The occultist cloak is unceremoniously shed and Corgan returns with the second set of songs consisting of selections from some of the more tender Smashing Pumpkins offerings, beginning with a mollified version of ‘Wound’ from 2000’s intemperate yet spellbinding ‘MACHINA/The Machines of God’. From here were led to the gracefully dusky love song ‘Thirty Three’ stating in an almost sarcastic tone that it was written while he was married, followed by a wistful piano rendition of ‘Endless Summer’ from his short-lived-long-plagued supergroup of sorts, Zwan. Despite lacking the wallop of the original Georges Méliès inspired string iteration, ‘Tonight Tonight’ calls for crowd participation by allowing us to sing out the immense reprise.
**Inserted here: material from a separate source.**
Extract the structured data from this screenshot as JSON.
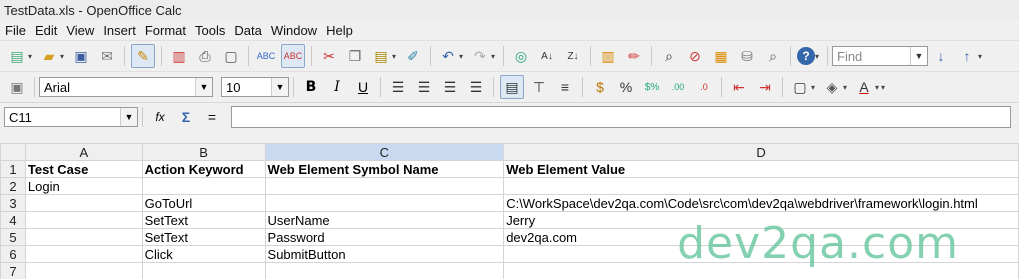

He then traipses back one last time for the encore with the unmistakably nostalgic intro to the mischievous paean of misspent youth, ‘1979’ for the entirely seated audience.  

Tonight felt more like “An Evening With Billy Corgan” than a gig, with his steadfast vulnerability on display without the substantial safety of the Smashing Pumpkins spectacle. His self deprecating humour was a rare reprieve for those familiar with whisperings of his periphrastic eccentricities, outlandish antics and out of control ego, conducive to his public persona and his entrance into the cultural lexicon of being a self-described ‘living meme’. Despite this preconception (that he’s fully aware of) Corgan was animated in his beguiling of the audience with personal tales of his immediate family, Irish genealogy and his own immolating demons. He offered gut-wrenching accounts about his younger brother’s illness who went on to inspired the song ‘Spaceboy’ and an intensely personal account of contemplating his own suicide in the early 90s moments before choosing to write the anthemic ‘Today’ instead. He spoke so eloquently about how people have thanked him for these songs over the years, but in retrospect, they’ve helped him immensely too.

The Smashing Pumpkins have always represented night and day through the periscope of their music with raw sounds and raw hearts. A remarkable melee of visceral growling heaviness sounding like low flying planes overhead, to the clemently quiet tickle of contemplation on life’s mysteries. Strip away the deeply divisive theatrical hijinx that surrounded Corgan for the last thirty odd years to simply admire the stark beauty of these brutally dark and longing lullabies that he crafts, bewitching in their complexity through one of the most instantly recognisable voices in music history. Loreana Rushe

Photos by Aaron Corr

is the co-editor / photo editor. She also contributes photos and illustrations to The Thin Air print magazine.